In 2017, IPC celebrated its 60th anniversary. At that time, the organization had more than 4,000 member sites in 79 countries.

a name=”standards”>Examples of IPC Standards

There are IPC standards for almost every phase of the PCB production process. To give you an idea of what these standards entail, here are a few examples.

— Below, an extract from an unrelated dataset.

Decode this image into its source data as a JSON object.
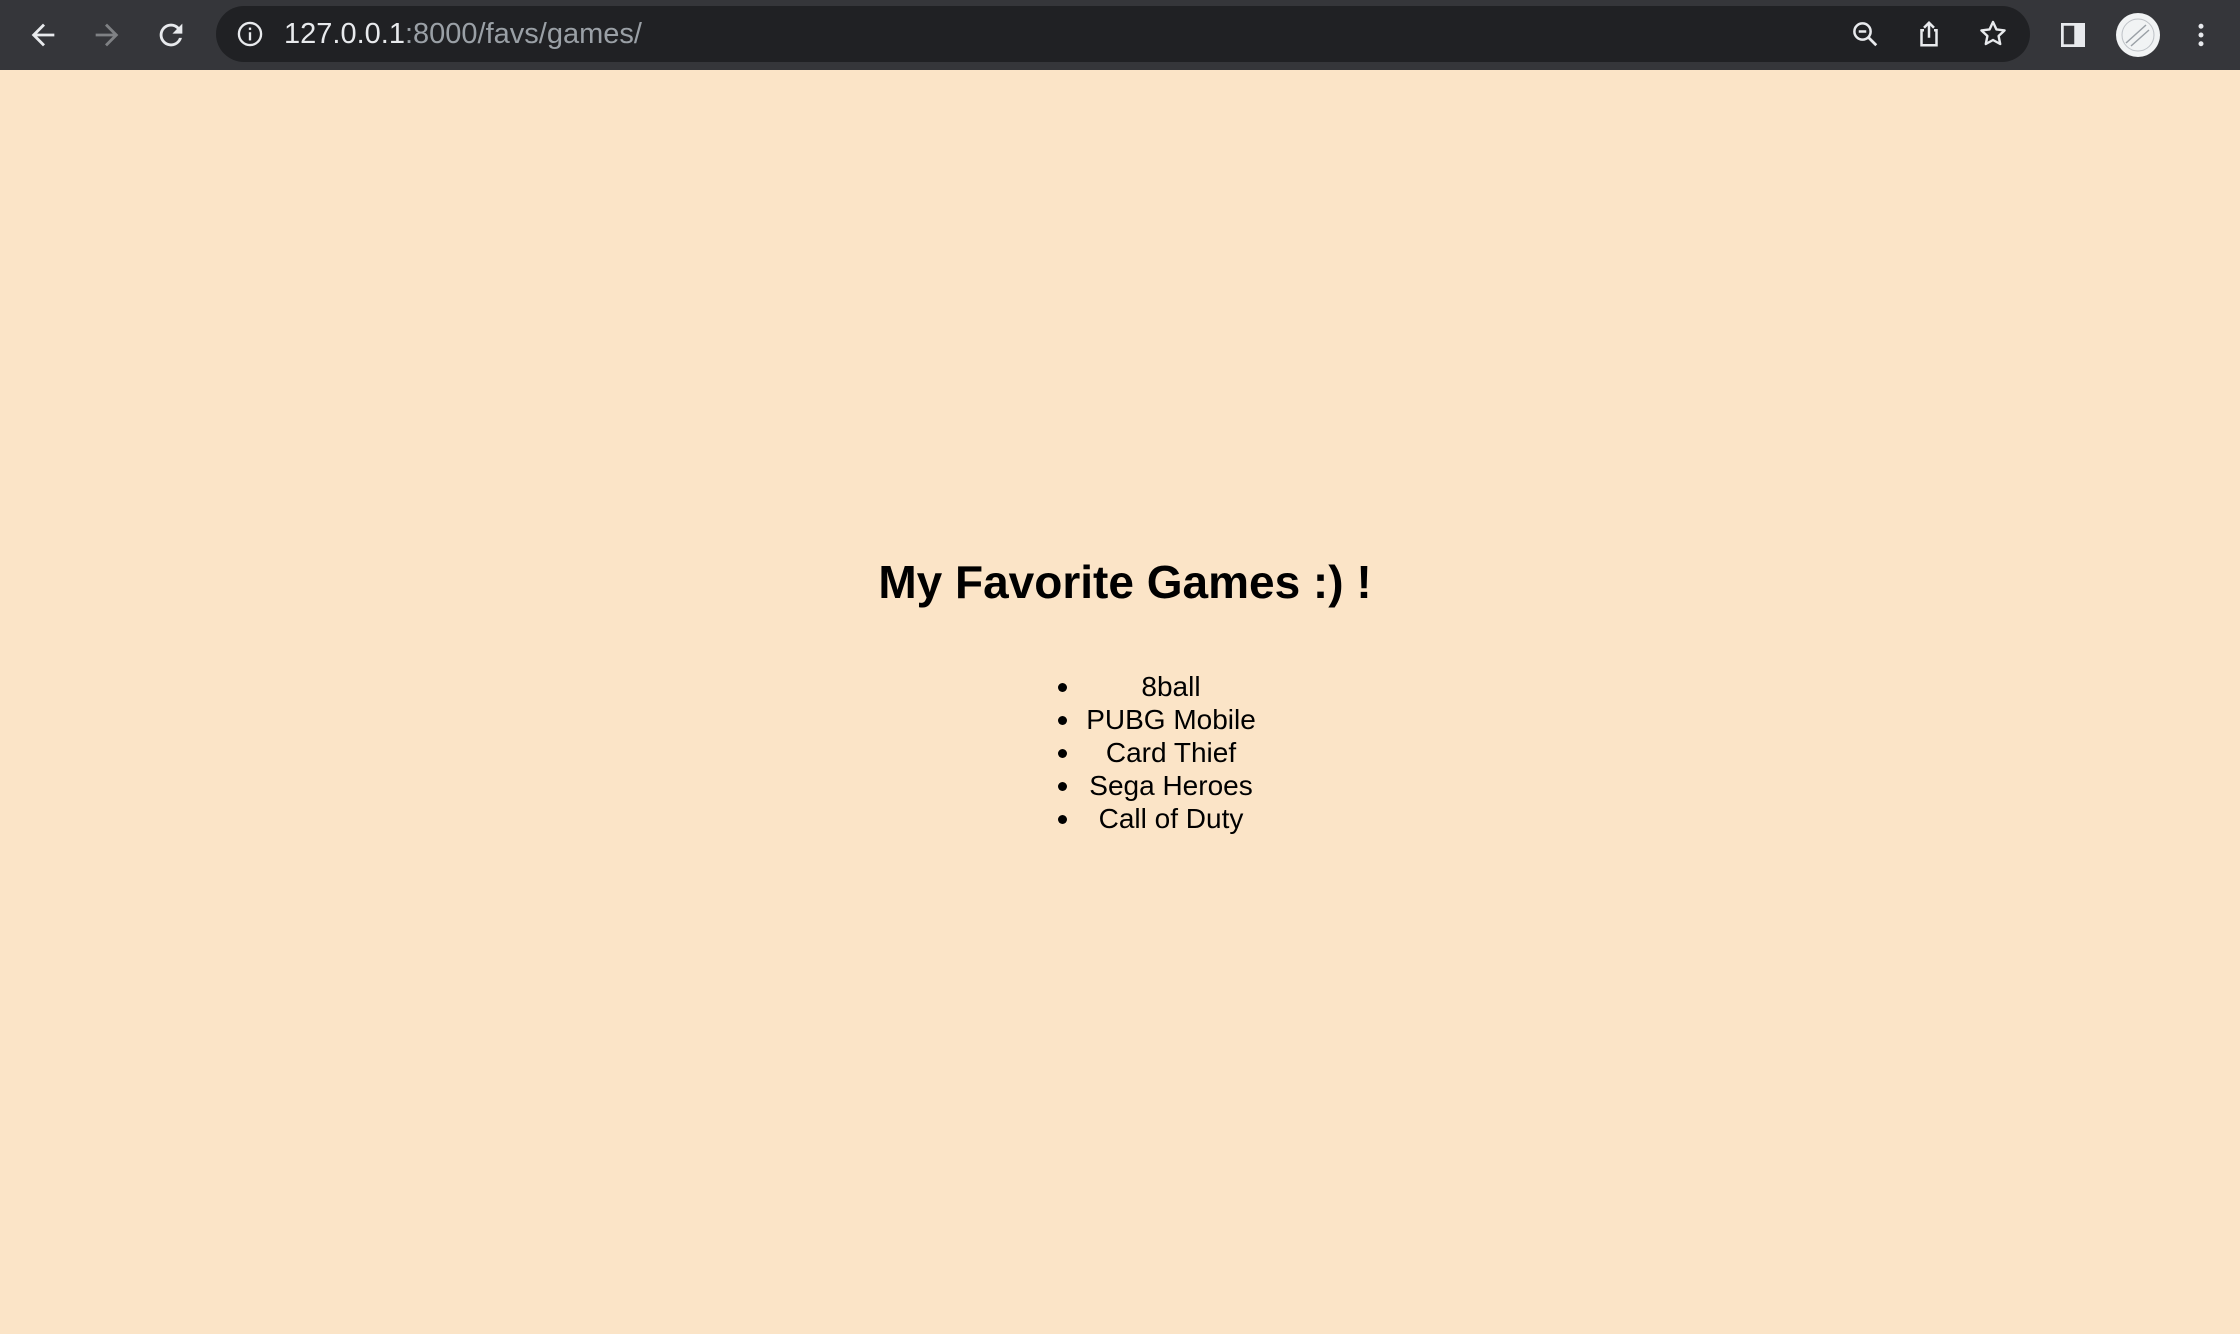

  • IPC-2581: IPC-2581 is a generic standard used when sending information between a PCB designer and a manufacturer or assembly company. It provides a standardized format for exchanging design data that helps ensure consistent production results.
  • IPC-2221: IPC-2221 is a generic standard for the design of PCBs. Within the 2220 series, there are also specifications for specific types of PCBs such as rigid, flex and MCM-L. It addresses topics like design layout, parts lists, materials, mechanical and physical properties, electrical properties, thermal management and more.
  • IPC-4101C: IPC-4101C covers requirements for base materials, typically called laminate or prepreg, mostly for use with rigid or multilayer boards. It deals with the materials used, their dimensions and their properties.
  • IPC-6012B: The specification IPC-6012B establishes qualification and performance requirements for the fabrication of rigid PCBs. It offers requirements for the various types of product classes in areas such as structural integrity, solderability and conductor spacing.
  • IPC-A-600F: IPC-A-600F sets acceptance criteria for PCBs. It describes which observable conditions of a board are acceptable and non-conforming — as well as the target conditions — for all parts of the PCB, from gold fingers to copper plating. It is the visual representation of the requirements put forward in other specifications.
  • J-STD-001: IPC J-STD-001 describes the materials, methods and other criteria for creating high-quality soldered interconnections. It focuses on process control and lays out requirements for a range of electronic product types.
  • IPC-A-610: IPC-A-610, Acceptability of Electronic Assemblies, provides criteria for the acceptance of end products. It is the most widely used standard the IPC publishes.
  • IPC-A-620: IPC-A-620 provides criteria for acceptability of cable, wire and harness assemblies and can serve as a stand-alone document for purchasing products.
  • IPC-TM-650: IPC has also published a test methods manual, IPC-TM-650, which provides guidelines for assessing various aspects of PCBs. For example, test method IPC-TM-650 2.6.14.1 describes methods for testing a board’s propensity for surface electrochemical migration. The test measures resistance to the flow of current across a PCB substrate surface. IPC-TM-650-2.3.25.1 describes a method for ionic cleanliness testing of bare printed wire boards, which is important because ionic contamination can cause issues that make a PCB defective.

Our Commitment to Quality

IPC standards are essential for all companies involved in the production of PCBs and electronic products. They help ensure quality products, reduce costs, streamline communication, increase competitiveness and improve credibility.

As an IPC member, Millennium Circuits is committed to these standards of quality, as well as to our motto of “redefining customer service.” We aim to provide you with the ideal PCB for your needs every time.

Do you have questions about IPC standards or your PCB needs? You can contact us by filling out this form or by calling us at 717-558-5975. You can also fill out a quick quote form here. We look forward to hearing from you.

Do you have questions about our services or your project? Contact us today to speak with MCL’s award-winning support team!

"Aluminum</p

PCB Glossary

  • Inkjetting

    The dispersal of well-defined ink “dots” onto a PCB. Inkjet equipment uses heat to liquefy a solid ink pellet and change the ink into a liquid, which is then dropped via a nozzle onto the printed surface, where it quickly dries.